Saturday’s Spread

• Britain’s Crime Writers’ Association has announced the rules and restrictions for its 2012 Debut Dagger competition, open to any authors who have not yet had a novel published commercially. Entries will be accepted between October 22, 2011, and January 21, 2012.

• Time is running out to get in on Patti Abbott’s Reginald Marsh flash-fiction challenge. Stories are supposed to be posted on Tuesday of this coming week. If you don’t have a blog in which to put up your own story, send it to Abbott by Monday.

• I’m pleased to hear about the release, in November, of Beat to a Pulp: Hardboiled. I was so fond of the previous compilation, Beat to a Pulp: Round 1, that I agreed to blurb it.

Don Herron visits the Los Angeles apartment building where pulp writer Jim Thompson was living when he died in 1977.

• Today marks the 60th anniversary of the TV debut of I Love Lucy, starring Lucille Ball and Desi Arnez. There’s still more to read about that classic comedy series here.

• Britain’s Sun newspaper says that the 23rd James Bond movie (Skyfall?) will begin shooting next month, with a theatrical release expected in November 2012. (Hat tip to The HMSS Weblog.)

• John Avlon, a senior columnist for Newsweek and The Daily Beast, delivers an ode to independent bookstores and a list of some of his (mostly Manhattan) favorites.

• The Obama administration’s decision last week to abandon a program that would have subsidized long-term elderly care--part of the president’s history-making health-care reform legislation--represents the U.S. government working well and “exactly the way it ought to,” contends Mother Jones’ Kevin Drum.

• No surprise in this headline:ABC Cancels Charlie’s Angels.”

• But this is too bad.

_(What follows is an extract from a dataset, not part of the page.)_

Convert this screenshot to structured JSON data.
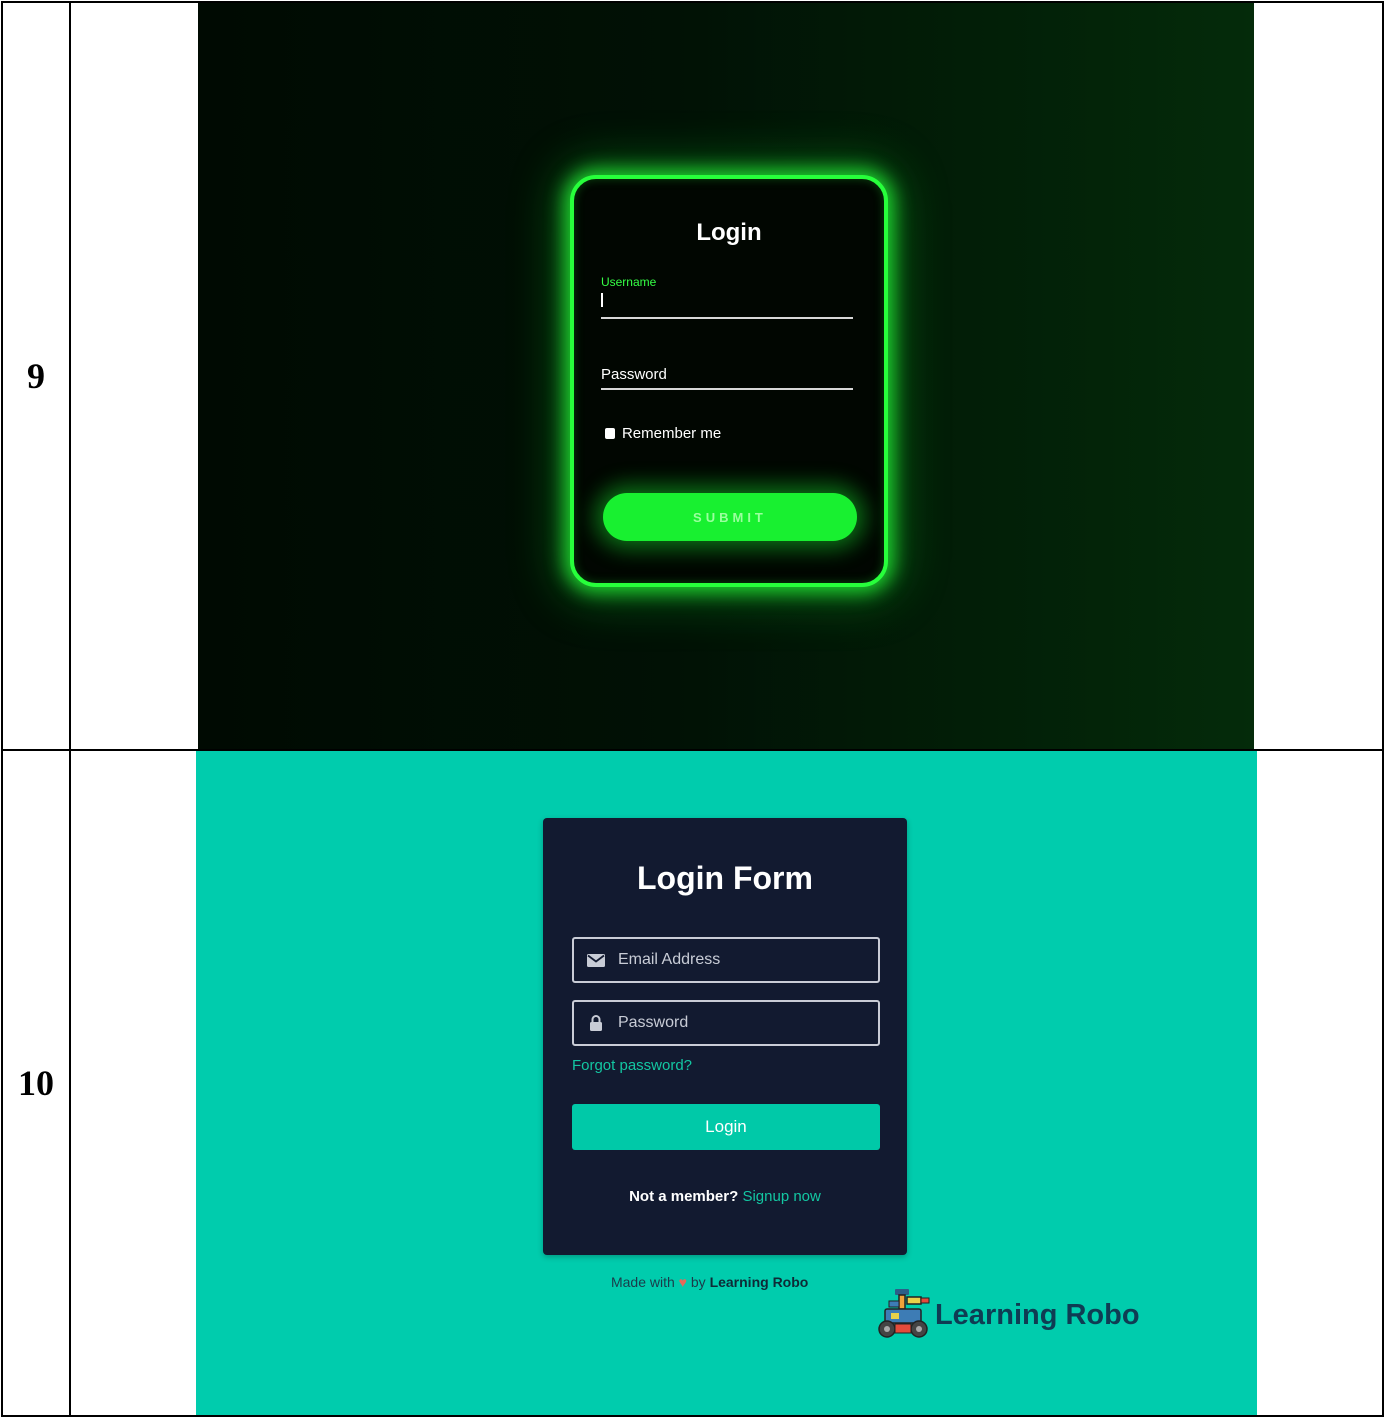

The “original” Hamburger Hamlet, on L.A.’s Sunset Strip, is set to close on December 19. I think I consumed one of my first meals in the City of Angels at that fine establishment.

• I’m also sorry to hear that Canada’s Citytv has cancelled the television series Murdoch Mysteries, based on Maureen Jennings’ crime novels based in 19th-century Toronto, after five seasons.

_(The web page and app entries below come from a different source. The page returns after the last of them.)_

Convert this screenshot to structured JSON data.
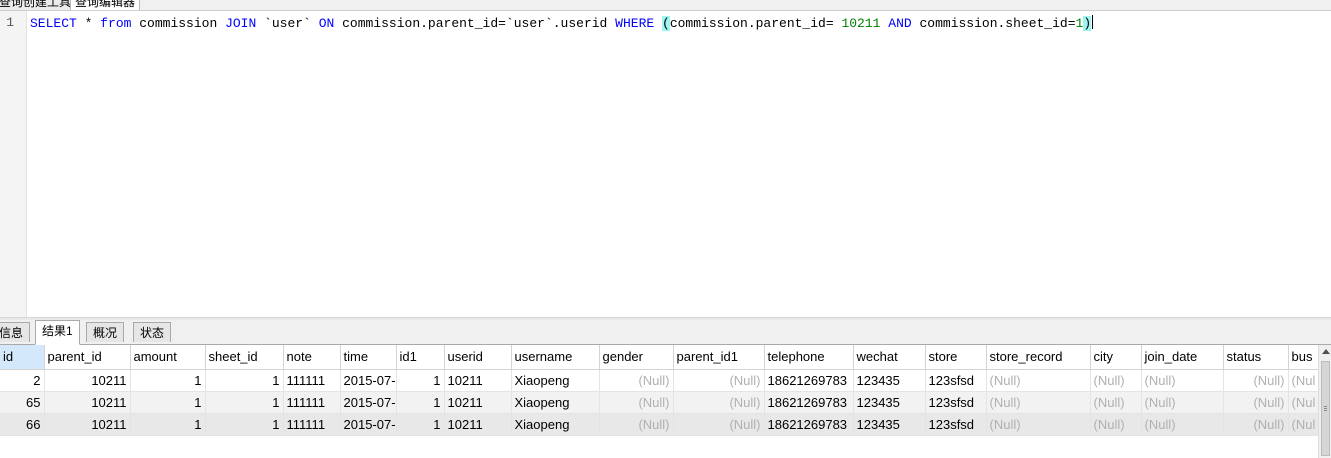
{
  "top_tabs": [
    {
      "label": "查询创建工具",
      "active": false
    },
    {
      "label": "查询编辑器",
      "active": true
    }
  ],
  "editor": {
    "line_number": "1",
    "tokens": [
      {
        "t": "SELECT",
        "c": "kw"
      },
      {
        "t": " * ",
        "c": ""
      },
      {
        "t": "from",
        "c": "kw"
      },
      {
        "t": " commission ",
        "c": ""
      },
      {
        "t": "JOIN",
        "c": "kw"
      },
      {
        "t": " `user` ",
        "c": ""
      },
      {
        "t": "ON",
        "c": "kw"
      },
      {
        "t": " commission.parent_id=`user`.userid ",
        "c": ""
      },
      {
        "t": "WHERE",
        "c": "kw"
      },
      {
        "t": " ",
        "c": ""
      },
      {
        "t": "(",
        "c": "paren-hl"
      },
      {
        "t": "commission.parent_id= ",
        "c": ""
      },
      {
        "t": "10211",
        "c": "num"
      },
      {
        "t": " ",
        "c": ""
      },
      {
        "t": "AND",
        "c": "kw"
      },
      {
        "t": " commission.sheet_id=",
        "c": ""
      },
      {
        "t": "1",
        "c": "num"
      },
      {
        "t": ")",
        "c": "paren-hl"
      }
    ]
  },
  "result_tabs": [
    {
      "label": "信息",
      "active": false
    },
    {
      "label": "结果1",
      "active": true
    },
    {
      "label": "概况",
      "active": false
    },
    {
      "label": "状态",
      "active": false
    }
  ],
  "grid": {
    "columns": [
      "id",
      "parent_id",
      "amount",
      "sheet_id",
      "note",
      "time",
      "id1",
      "userid",
      "username",
      "gender",
      "parent_id1",
      "telephone",
      "wechat",
      "store",
      "store_record",
      "city",
      "join_date",
      "status",
      "bus"
    ],
    "rows": [
      [
        "2",
        "10211",
        "1",
        "1",
        "111111",
        "2015-07-",
        "1",
        "10211",
        "Xiaopeng",
        "(Null)",
        "(Null)",
        "18621269783",
        "123435",
        "123sfsd",
        "(Null)",
        "(Null)",
        "(Null)",
        "(Null)",
        "(Nul"
      ],
      [
        "65",
        "10211",
        "1",
        "1",
        "111111",
        "2015-07-",
        "1",
        "10211",
        "Xiaopeng",
        "(Null)",
        "(Null)",
        "18621269783",
        "123435",
        "123sfsd",
        "(Null)",
        "(Null)",
        "(Null)",
        "(Null)",
        "(Nul"
      ],
      [
        "66",
        "10211",
        "1",
        "1",
        "111111",
        "2015-07-",
        "1",
        "10211",
        "Xiaopeng",
        "(Null)",
        "(Null)",
        "18621269783",
        "123435",
        "123sfsd",
        "(Null)",
        "(Null)",
        "(Null)",
        "(Null)",
        "(Nul"
      ]
    ]
  }
}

• Yvette Banek picks her five favorite Mission: Impossible episodes.

• Meanwhile, San Francisco author Ronald Tierney (Mascara) uses the announcement by GOP presidential hopeful Herman Cain of his dumb “9-9-9” economic plan to suggest some of his own favorite nines: “Top Nine Crime Films,” “Top Nine Crime Honorable Mentions,” and “Top Nine Crime Dramas/Series.” Tierney introduces those lists here.

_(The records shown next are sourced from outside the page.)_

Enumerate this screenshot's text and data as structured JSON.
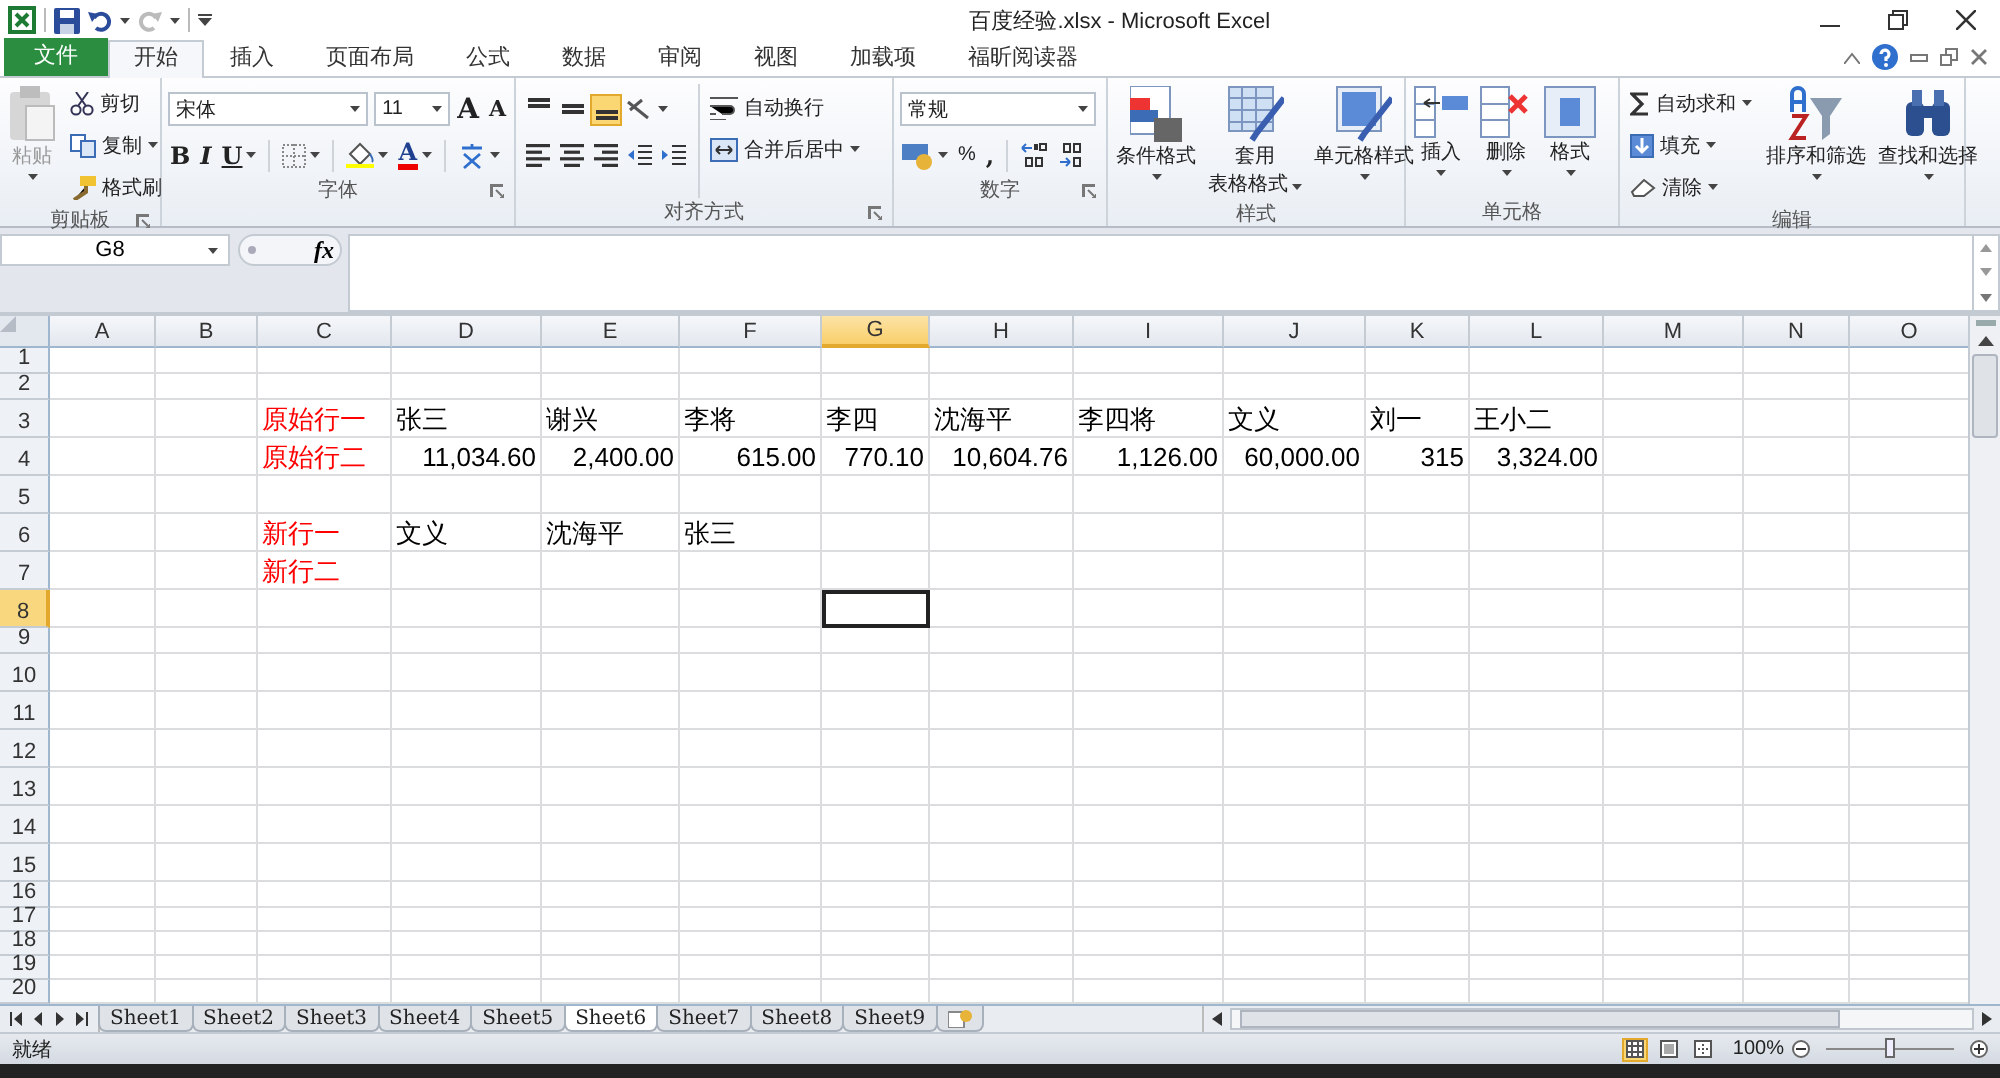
{
  "window": {
    "title": "百度经验.xlsx - Microsoft Excel"
  },
  "ribbon_tabs": [
    {
      "label": "文件",
      "kind": "file",
      "selected": false
    },
    {
      "label": "开始",
      "kind": "tab",
      "selected": true
    },
    {
      "label": "插入",
      "kind": "tab",
      "selected": false
    },
    {
      "label": "页面布局",
      "kind": "tab",
      "selected": false
    },
    {
      "label": "公式",
      "kind": "tab",
      "selected": false
    },
    {
      "label": "数据",
      "kind": "tab",
      "selected": false
    },
    {
      "label": "审阅",
      "kind": "tab",
      "selected": false
    },
    {
      "label": "视图",
      "kind": "tab",
      "selected": false
    },
    {
      "label": "加载项",
      "kind": "tab",
      "selected": false
    },
    {
      "label": "福昕阅读器",
      "kind": "tab",
      "selected": false
    }
  ],
  "clipboard": {
    "label": "剪贴板",
    "paste": {
      "label": "粘贴",
      "disabled": true
    },
    "items": [
      "剪切",
      "复制",
      "格式刷"
    ]
  },
  "font": {
    "label": "字体",
    "name": "宋体",
    "size": "11",
    "grow": "A",
    "shrink": "A",
    "bold": "B",
    "italic": "I",
    "underline": "U",
    "color_letter": "A"
  },
  "alignment": {
    "label": "对齐方式",
    "vertical": [
      {
        "selected": false
      },
      {
        "selected": false
      },
      {
        "selected": true
      }
    ],
    "wrap": "自动换行",
    "merge": "合并后居中"
  },
  "number": {
    "label": "数字",
    "format": "常规",
    "percent": "%",
    "comma": ","
  },
  "styles": {
    "label": "样式",
    "buttons": [
      {
        "lines": [
          "条件格式"
        ]
      },
      {
        "lines": [
          "套用",
          "表格格式"
        ]
      },
      {
        "lines": [
          "单元格样式"
        ]
      }
    ]
  },
  "cells_group": {
    "label": "单元格",
    "buttons": [
      {
        "lines": [
          "插入"
        ]
      },
      {
        "lines": [
          "删除"
        ]
      },
      {
        "lines": [
          "格式"
        ]
      }
    ]
  },
  "editing": {
    "label": "编辑",
    "small": [
      "自动求和",
      "填充",
      "清除"
    ],
    "buttons": [
      {
        "lines": [
          "排序和筛选"
        ]
      },
      {
        "lines": [
          "查找和选择"
        ]
      }
    ]
  },
  "formula_bar": {
    "name_box": "G8",
    "fx": "fx"
  },
  "columns": [
    {
      "letter": "A",
      "selected": false
    },
    {
      "letter": "B",
      "selected": false
    },
    {
      "letter": "C",
      "selected": false
    },
    {
      "letter": "D",
      "selected": false
    },
    {
      "letter": "E",
      "selected": false
    },
    {
      "letter": "F",
      "selected": false
    },
    {
      "letter": "G",
      "selected": true
    },
    {
      "letter": "H",
      "selected": false
    },
    {
      "letter": "I",
      "selected": false
    },
    {
      "letter": "J",
      "selected": false
    },
    {
      "letter": "K",
      "selected": false
    },
    {
      "letter": "L",
      "selected": false
    },
    {
      "letter": "M",
      "selected": false
    },
    {
      "letter": "N",
      "selected": false
    },
    {
      "letter": "O",
      "selected": false
    }
  ],
  "rows": [
    {
      "number": "1",
      "selected": false,
      "cells": []
    },
    {
      "number": "2",
      "selected": false,
      "cells": []
    },
    {
      "number": "3",
      "selected": false,
      "cells": [
        {
          "text": "原始行一",
          "kind": "text",
          "color": "#ff0000"
        },
        {
          "text": "张三",
          "kind": "text",
          "color": "#000000"
        },
        {
          "text": "谢兴",
          "kind": "text",
          "color": "#000000"
        },
        {
          "text": "李将",
          "kind": "text",
          "color": "#000000"
        },
        {
          "text": "李四",
          "kind": "text",
          "color": "#000000"
        },
        {
          "text": "沈海平",
          "kind": "text",
          "color": "#000000"
        },
        {
          "text": "李四将",
          "kind": "text",
          "color": "#000000"
        },
        {
          "text": "文义",
          "kind": "text",
          "color": "#000000"
        },
        {
          "text": "刘一",
          "kind": "text",
          "color": "#000000"
        },
        {
          "text": "王小二",
          "kind": "text",
          "color": "#000000"
        }
      ]
    },
    {
      "number": "4",
      "selected": false,
      "cells": [
        {
          "text": "原始行二",
          "kind": "text",
          "color": "#ff0000"
        },
        {
          "text": "11,034.60",
          "kind": "number",
          "color": "#000000"
        },
        {
          "text": "2,400.00",
          "kind": "number",
          "color": "#000000"
        },
        {
          "text": "615.00",
          "kind": "number",
          "color": "#000000"
        },
        {
          "text": "770.10",
          "kind": "number",
          "color": "#000000"
        },
        {
          "text": "10,604.76",
          "kind": "number",
          "color": "#000000"
        },
        {
          "text": "1,126.00",
          "kind": "number",
          "color": "#000000"
        },
        {
          "text": "60,000.00",
          "kind": "number",
          "color": "#000000"
        },
        {
          "text": "315",
          "kind": "number",
          "color": "#000000"
        },
        {
          "text": "3,324.00",
          "kind": "number",
          "color": "#000000"
        }
      ]
    },
    {
      "number": "5",
      "selected": false,
      "cells": []
    },
    {
      "number": "6",
      "selected": false,
      "cells": [
        {
          "text": "新行一",
          "kind": "text",
          "color": "#ff0000"
        },
        {
          "text": "文义",
          "kind": "text",
          "color": "#000000"
        },
        {
          "text": "沈海平",
          "kind": "text",
          "color": "#000000"
        },
        {
          "text": "张三",
          "kind": "text",
          "color": "#000000"
        }
      ]
    },
    {
      "number": "7",
      "selected": false,
      "cells": [
        {
          "text": "新行二",
          "kind": "text",
          "color": "#ff0000"
        }
      ]
    },
    {
      "number": "8",
      "selected": true,
      "cells": []
    },
    {
      "number": "9",
      "selected": false,
      "cells": []
    },
    {
      "number": "10",
      "selected": false,
      "cells": []
    },
    {
      "number": "11",
      "selected": false,
      "cells": []
    },
    {
      "number": "12",
      "selected": false,
      "cells": []
    },
    {
      "number": "13",
      "selected": false,
      "cells": []
    },
    {
      "number": "14",
      "selected": false,
      "cells": []
    },
    {
      "number": "15",
      "selected": false,
      "cells": []
    },
    {
      "number": "16",
      "selected": false,
      "cells": []
    },
    {
      "number": "17",
      "selected": false,
      "cells": []
    },
    {
      "number": "18",
      "selected": false,
      "cells": []
    },
    {
      "number": "19",
      "selected": false,
      "cells": []
    },
    {
      "number": "20",
      "selected": false,
      "cells": []
    }
  ],
  "sheet_tabs": [
    {
      "label": "Sheet1",
      "selected": false
    },
    {
      "label": "Sheet2",
      "selected": false
    },
    {
      "label": "Sheet3",
      "selected": false
    },
    {
      "label": "Sheet4",
      "selected": false
    },
    {
      "label": "Sheet5",
      "selected": false
    },
    {
      "label": "Sheet6",
      "selected": true
    },
    {
      "label": "Sheet7",
      "selected": false
    },
    {
      "label": "Sheet8",
      "selected": false
    },
    {
      "label": "Sheet9",
      "selected": false
    }
  ],
  "status_bar": {
    "status": "就绪",
    "views": [
      {
        "selected": true
      },
      {
        "selected": false
      },
      {
        "selected": false
      }
    ],
    "zoom": "100%",
    "zoom_slider": {
      "level": 0.5
    }
  }
}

• The Gumshoe Site’s Jiro Kimura reports that Mildred Savage, “famous as the author of her first novel, Parrish (Simon & Schuster, 1958), which was turned into a popular movie of the same title starring Troy Donahue,” passed away “on October 7 at her home in Norwich, Connecticut.” She was 92 years old. More here.

• Although I agree with series co-creator William Link, that the final Columbo movies weren’t as good as earlier ones, or as the original NBC Mystery Movie series, it’s still nice to know that Universal Studios Home Entertainment will soon finish off its Columbo releases with a DVD release of the last seven teleflicks. Those movies, shown between 1994 and 2003, will go on sale on January 10 of next year.

• And the Web-based art and culture magazine Zoom Street is preparing to launch a noir-focused edition on November 1. Stay tuned.


Yvette said...

Thanks for plug!

Barbara said...

I remember "Parrish" so well. That was the age of one syllable stage names, Rock (Hudson), Troy (Donahue) and Tab (Hunter) among others.

Ronald Tierney said...

Thank you for mentioning my blog. I agree with your assessment of of Cain's 9,9,9. It amounts to increased taxes on everyone but the rich...Just read that Cain is the Koch Brother's choice.